[Component data from apps and pages]
Start of Block

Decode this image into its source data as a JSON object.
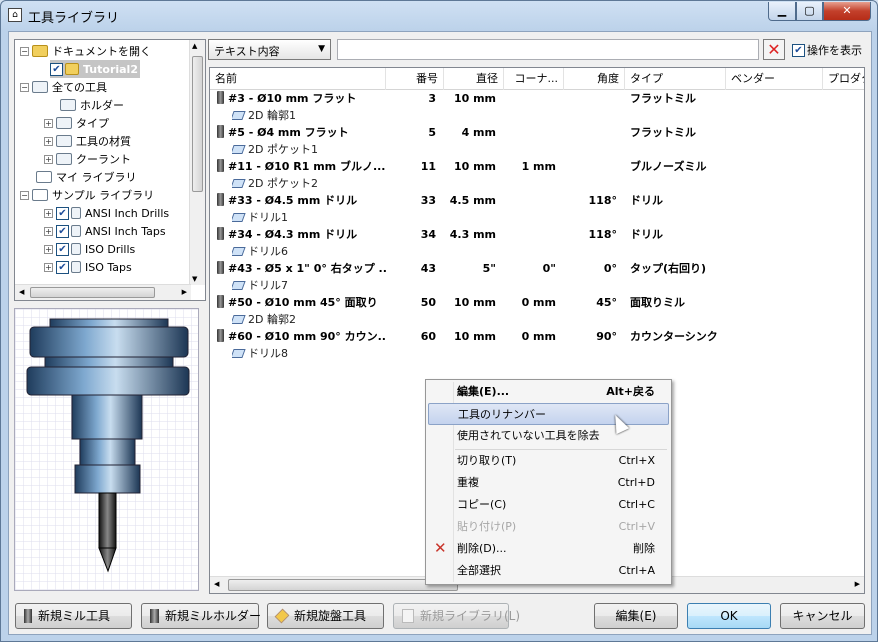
{
  "window": {
    "title": "工具ライブラリ",
    "icon": "library-icon"
  },
  "tree": {
    "nodes": [
      {
        "label": "ドキュメントを開く",
        "expander": "−",
        "icon": "folder-open-icon"
      },
      {
        "label": "Tutorial2",
        "checked": true,
        "icon": "document-icon"
      },
      {
        "label": "全ての工具",
        "expander": "−",
        "icon": "all-tools-icon"
      },
      {
        "label": "ホルダー",
        "icon": "holder-icon"
      },
      {
        "label": "タイプ",
        "expander": "+",
        "icon": "type-icon"
      },
      {
        "label": "工具の材質",
        "expander": "+",
        "icon": "material-icon"
      },
      {
        "label": "クーラント",
        "expander": "+",
        "icon": "coolant-icon"
      },
      {
        "label": "マイ ライブラリ",
        "icon": "folder-icon"
      },
      {
        "label": "サンプル ライブラリ",
        "expander": "−",
        "icon": "folder-icon"
      },
      {
        "label": "ANSI Inch Drills",
        "expander": "+",
        "checked": true
      },
      {
        "label": "ANSI Inch Taps",
        "expander": "+",
        "checked": true
      },
      {
        "label": "ISO Drills",
        "expander": "+",
        "checked": true
      },
      {
        "label": "ISO Taps",
        "expander": "+",
        "checked": true
      }
    ]
  },
  "filter": {
    "field": "テキスト内容",
    "value": "",
    "show_ops_label": "操作を表示",
    "show_ops_checked": true
  },
  "columns": [
    "名前",
    "番号",
    "直径",
    "コーナ...",
    "角度",
    "タイプ",
    "ベンダー",
    "プロダク"
  ],
  "tools": [
    {
      "name": "#3 - Ø10 mm フラット",
      "num": "3",
      "dia": "10 mm",
      "corner": "",
      "angle": "",
      "type": "フラットミル",
      "op": "2D 輪郭1"
    },
    {
      "name": "#5 - Ø4 mm フラット",
      "num": "5",
      "dia": "4 mm",
      "corner": "",
      "angle": "",
      "type": "フラットミル",
      "op": "2D ポケット1"
    },
    {
      "name": "#11 - Ø10 R1 mm ブルノ...",
      "num": "11",
      "dia": "10 mm",
      "corner": "1 mm",
      "angle": "",
      "type": "ブルノーズミル",
      "op": "2D ポケット2"
    },
    {
      "name": "#33 - Ø4.5 mm ドリル",
      "num": "33",
      "dia": "4.5 mm",
      "corner": "",
      "angle": "118°",
      "type": "ドリル",
      "op": "ドリル1"
    },
    {
      "name": "#34 - Ø4.3 mm ドリル",
      "num": "34",
      "dia": "4.3 mm",
      "corner": "",
      "angle": "118°",
      "type": "ドリル",
      "op": "ドリル6"
    },
    {
      "name": "#43 - Ø5 x 1\" 0° 右タップ ...",
      "num": "43",
      "dia": "5\"",
      "corner": "0\"",
      "angle": "0°",
      "type": "タップ(右回り)",
      "op": "ドリル7"
    },
    {
      "name": "#50 - Ø10 mm 45° 面取り",
      "num": "50",
      "dia": "10 mm",
      "corner": "0 mm",
      "angle": "45°",
      "type": "面取りミル",
      "op": "2D 輪郭2"
    },
    {
      "name": "#60 - Ø10 mm 90° カウン...",
      "num": "60",
      "dia": "10 mm",
      "corner": "0 mm",
      "angle": "90°",
      "type": "カウンターシンク",
      "op": "ドリル8"
    }
  ],
  "context_menu": [
    {
      "label": "編集(E)...",
      "shortcut": "Alt+戻る",
      "bold": true
    },
    {
      "label": "工具のリナンバー",
      "shortcut": "",
      "selected": true
    },
    {
      "label": "使用されていない工具を除去",
      "shortcut": ""
    },
    {
      "label": "切り取り(T)",
      "shortcut": "Ctrl+X"
    },
    {
      "label": "重複",
      "shortcut": "Ctrl+D"
    },
    {
      "label": "コピー(C)",
      "shortcut": "Ctrl+C"
    },
    {
      "label": "貼り付け(P)",
      "shortcut": "Ctrl+V",
      "disabled": true
    },
    {
      "label": "削除(D)...",
      "shortcut": "削除",
      "icon": "delete-icon"
    },
    {
      "label": "全部選択",
      "shortcut": "Ctrl+A"
    }
  ],
  "buttons": {
    "new_mill": "新規ミル工具",
    "new_holder": "新規ミルホルダー",
    "new_lathe": "新規旋盤工具",
    "new_library": "新規ライブラリ(L)",
    "edit": "編集(E)",
    "ok": "OK",
    "cancel": "キャンセル"
  }
}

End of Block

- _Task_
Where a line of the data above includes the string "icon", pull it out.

- _Written reply_
    "icon": "library-icon"
        "icon": "folder-open-icon"
        "icon": "document-icon"
        "icon": "all-tools-icon"
        "icon": "holder-icon"
        "icon": "type-icon"
        "icon": "material-icon"
        "icon": "coolant-icon"
        "icon": "folder-icon"
        "icon": "folder-icon"
      "icon": "delete-icon"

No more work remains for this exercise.